This case also will demonstrate the level of regulation and corresponding sanctions the Commission is willing to undertake. While the Commission has notably been partnering with local law enforcement agencies in efforts to curtail illegal gambling across Florida, this matter has to do with alleged violations of law or rule committed by a licensed operator. Notably, Ebro continued to offer Quick Draw Poker for thirty days after being put on notice by the Commission. At the speed at which One Card Poker variants can be played, the game could easily deal forty hands an hour, each with its own rake. Thus, Ebro likely dealt thousands of hands after being warned and served with a complaint regarding the alleged illegality of its game.

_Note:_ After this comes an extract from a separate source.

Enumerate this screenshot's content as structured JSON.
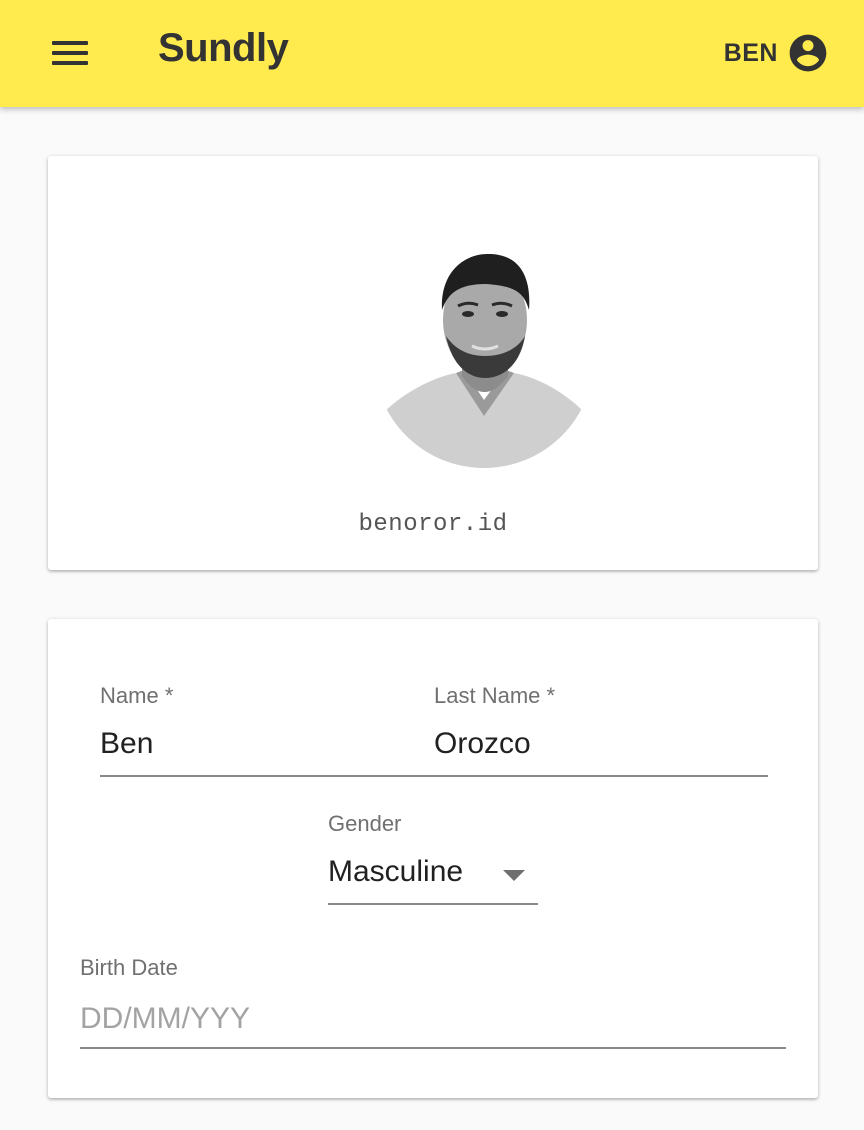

As such, the Commission is faced with a decision on how to apply its enforcement authority. The initial complaint and the accompanying staff-proposed stipulated settlement included only a single alleged violation carrying a $250.00 administrative penalty. At that level of enforcement, gaming facility operators are perversely incentivized to violate the state’s laws and rules until the conclusion of the administrative process. Considering only what transpired after the Commission formally put Ebro on notice of the alleged violation, the thousands of potential hands dealt would produce a take far exceeding the $250.00 administrative penalty, incentivizing operators to ignore the Commission’s procedures and enforcement actions. The staff-recommended settlement was rejected by the Commission at its May meeting, signaling that the commissioners may be interested in a more thorough staff review of the cardroom’s conduct and higher sanctions as a result of the illegal gambling activity.

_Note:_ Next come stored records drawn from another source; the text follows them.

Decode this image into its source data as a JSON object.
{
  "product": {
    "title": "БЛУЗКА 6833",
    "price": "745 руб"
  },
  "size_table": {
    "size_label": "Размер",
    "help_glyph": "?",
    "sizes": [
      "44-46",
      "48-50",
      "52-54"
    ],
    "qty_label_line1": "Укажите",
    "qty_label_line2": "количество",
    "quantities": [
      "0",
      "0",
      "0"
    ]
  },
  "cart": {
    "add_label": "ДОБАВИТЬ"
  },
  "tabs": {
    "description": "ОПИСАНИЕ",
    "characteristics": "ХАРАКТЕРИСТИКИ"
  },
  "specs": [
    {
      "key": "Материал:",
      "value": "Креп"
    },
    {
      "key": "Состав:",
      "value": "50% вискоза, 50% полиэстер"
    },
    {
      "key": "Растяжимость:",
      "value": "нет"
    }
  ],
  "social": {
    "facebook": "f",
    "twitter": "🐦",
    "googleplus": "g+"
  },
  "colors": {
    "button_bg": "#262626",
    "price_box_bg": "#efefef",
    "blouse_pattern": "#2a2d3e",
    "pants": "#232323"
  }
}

Additionally, the Commission must decide how to apply its regulatory authority. Here, the Commission’s initial complaint alleged one violation of one law, broad brushing Ebro’s conduct and limiting itself to a minimal administrative penalty. However, given the nature of the conduct at issue, the Commission will likely consider the underlying nature of the “violation”. Was there a single violation in offering the game, or thirty additional violations for each day the game was available for play after the complaint was served, or was there a violation in each hand played of an allegedly illegal casino game that Ebro profited from? How the Commission chooses to view a violation in this and similar matters will greatly impact whether regulated gaming facilities are incentivized to follow or flout Florida’s gaming laws.

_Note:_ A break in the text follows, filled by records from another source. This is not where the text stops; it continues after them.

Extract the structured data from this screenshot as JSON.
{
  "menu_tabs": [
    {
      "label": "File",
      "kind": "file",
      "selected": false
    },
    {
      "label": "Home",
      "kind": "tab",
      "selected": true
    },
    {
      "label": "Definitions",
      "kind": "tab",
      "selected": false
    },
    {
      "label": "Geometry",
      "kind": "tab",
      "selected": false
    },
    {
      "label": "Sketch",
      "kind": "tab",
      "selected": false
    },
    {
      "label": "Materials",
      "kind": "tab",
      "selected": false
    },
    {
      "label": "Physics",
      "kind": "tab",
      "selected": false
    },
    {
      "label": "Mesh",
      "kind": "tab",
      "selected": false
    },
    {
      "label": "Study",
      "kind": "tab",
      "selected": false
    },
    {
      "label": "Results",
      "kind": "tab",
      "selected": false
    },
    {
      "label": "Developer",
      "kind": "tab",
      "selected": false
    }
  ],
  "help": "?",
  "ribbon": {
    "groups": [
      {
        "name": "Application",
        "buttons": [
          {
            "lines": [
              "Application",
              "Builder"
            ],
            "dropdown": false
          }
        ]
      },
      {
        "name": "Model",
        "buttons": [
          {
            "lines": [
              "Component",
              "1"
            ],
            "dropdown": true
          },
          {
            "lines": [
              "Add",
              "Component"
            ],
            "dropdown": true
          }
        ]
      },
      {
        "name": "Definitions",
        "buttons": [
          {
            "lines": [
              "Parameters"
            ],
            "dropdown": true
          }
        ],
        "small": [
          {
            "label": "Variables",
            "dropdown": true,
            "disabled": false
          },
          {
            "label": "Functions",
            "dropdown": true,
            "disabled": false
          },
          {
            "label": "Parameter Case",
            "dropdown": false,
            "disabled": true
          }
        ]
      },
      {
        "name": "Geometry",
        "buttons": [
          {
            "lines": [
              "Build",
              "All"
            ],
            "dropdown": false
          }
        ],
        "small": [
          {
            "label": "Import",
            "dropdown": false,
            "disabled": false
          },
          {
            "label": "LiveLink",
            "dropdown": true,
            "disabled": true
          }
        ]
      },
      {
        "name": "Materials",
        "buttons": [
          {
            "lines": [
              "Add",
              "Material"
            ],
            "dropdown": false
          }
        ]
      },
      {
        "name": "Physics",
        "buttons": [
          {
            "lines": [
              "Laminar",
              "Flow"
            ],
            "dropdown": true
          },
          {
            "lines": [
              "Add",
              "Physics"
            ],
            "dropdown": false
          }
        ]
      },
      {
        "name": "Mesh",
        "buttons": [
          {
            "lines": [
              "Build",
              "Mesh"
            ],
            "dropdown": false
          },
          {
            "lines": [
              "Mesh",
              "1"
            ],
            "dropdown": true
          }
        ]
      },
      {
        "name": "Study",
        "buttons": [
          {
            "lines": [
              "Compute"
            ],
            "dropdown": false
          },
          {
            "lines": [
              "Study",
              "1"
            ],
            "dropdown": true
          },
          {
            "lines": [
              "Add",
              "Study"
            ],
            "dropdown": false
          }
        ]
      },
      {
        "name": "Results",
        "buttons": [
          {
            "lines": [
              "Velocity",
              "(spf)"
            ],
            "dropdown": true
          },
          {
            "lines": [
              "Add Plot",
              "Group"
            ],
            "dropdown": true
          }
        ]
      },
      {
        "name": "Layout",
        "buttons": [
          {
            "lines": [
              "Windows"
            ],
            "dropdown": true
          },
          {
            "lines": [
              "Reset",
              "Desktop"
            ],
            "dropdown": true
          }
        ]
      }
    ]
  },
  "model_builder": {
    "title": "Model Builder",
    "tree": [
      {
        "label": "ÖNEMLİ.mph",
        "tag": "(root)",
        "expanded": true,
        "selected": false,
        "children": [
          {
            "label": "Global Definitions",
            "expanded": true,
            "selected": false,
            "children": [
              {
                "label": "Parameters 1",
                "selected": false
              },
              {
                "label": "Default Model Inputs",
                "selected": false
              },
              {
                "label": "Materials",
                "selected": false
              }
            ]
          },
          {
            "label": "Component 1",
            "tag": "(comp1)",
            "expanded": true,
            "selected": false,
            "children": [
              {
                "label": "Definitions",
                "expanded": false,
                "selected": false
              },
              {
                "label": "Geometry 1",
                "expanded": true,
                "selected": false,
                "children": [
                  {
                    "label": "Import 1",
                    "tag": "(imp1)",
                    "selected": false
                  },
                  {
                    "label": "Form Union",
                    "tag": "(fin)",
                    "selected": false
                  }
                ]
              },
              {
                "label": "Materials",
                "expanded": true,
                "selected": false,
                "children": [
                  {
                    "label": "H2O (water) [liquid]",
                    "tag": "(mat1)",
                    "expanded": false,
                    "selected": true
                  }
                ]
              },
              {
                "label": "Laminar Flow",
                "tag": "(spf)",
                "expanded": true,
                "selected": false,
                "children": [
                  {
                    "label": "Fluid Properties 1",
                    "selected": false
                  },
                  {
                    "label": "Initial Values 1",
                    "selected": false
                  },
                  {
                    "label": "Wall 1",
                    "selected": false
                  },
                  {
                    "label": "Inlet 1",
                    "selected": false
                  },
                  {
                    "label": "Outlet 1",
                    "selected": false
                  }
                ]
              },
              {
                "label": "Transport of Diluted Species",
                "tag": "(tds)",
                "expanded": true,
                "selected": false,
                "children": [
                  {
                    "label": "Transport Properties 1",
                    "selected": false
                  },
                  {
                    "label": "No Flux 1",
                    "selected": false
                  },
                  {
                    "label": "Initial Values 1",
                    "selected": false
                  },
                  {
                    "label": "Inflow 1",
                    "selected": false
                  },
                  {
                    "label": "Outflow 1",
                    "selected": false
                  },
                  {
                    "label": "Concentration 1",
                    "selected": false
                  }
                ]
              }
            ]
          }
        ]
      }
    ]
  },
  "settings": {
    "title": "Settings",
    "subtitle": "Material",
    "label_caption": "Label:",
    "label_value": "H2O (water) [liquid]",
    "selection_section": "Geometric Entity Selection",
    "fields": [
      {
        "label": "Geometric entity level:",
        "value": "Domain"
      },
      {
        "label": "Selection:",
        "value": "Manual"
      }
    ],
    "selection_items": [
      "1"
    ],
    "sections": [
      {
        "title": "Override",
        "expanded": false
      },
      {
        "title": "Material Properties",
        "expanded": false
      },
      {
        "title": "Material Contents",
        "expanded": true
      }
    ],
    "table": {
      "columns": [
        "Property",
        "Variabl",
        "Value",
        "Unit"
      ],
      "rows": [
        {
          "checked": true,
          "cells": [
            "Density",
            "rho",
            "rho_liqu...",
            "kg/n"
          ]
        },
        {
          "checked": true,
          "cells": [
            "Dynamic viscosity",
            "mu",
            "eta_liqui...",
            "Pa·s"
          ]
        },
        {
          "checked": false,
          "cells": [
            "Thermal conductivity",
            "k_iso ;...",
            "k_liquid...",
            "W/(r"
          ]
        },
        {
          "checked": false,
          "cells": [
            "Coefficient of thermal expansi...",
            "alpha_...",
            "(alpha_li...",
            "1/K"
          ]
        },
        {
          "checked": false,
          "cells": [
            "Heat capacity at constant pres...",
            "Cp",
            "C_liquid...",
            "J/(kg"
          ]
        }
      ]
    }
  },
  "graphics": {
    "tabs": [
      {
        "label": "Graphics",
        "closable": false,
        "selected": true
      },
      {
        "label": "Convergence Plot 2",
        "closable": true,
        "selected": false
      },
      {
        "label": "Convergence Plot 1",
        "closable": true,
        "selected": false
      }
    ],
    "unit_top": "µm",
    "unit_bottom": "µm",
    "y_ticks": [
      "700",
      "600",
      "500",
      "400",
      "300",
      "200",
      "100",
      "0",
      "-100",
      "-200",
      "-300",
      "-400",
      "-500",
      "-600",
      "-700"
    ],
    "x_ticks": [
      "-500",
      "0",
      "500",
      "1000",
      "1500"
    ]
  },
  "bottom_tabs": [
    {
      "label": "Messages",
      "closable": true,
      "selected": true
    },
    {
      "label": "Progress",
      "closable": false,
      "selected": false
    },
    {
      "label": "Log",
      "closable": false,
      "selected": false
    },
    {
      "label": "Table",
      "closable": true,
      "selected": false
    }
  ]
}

Thus, the ultimate decision that the Commission makes after reviewing the complaint and the underlying investigation will give industry members a glimpse into how gaming regulation in Florida will develop under the fledgling Commission, and whether the Commission chooses to be a strong regulator or a passive observer to Florida’s legal gaming industry.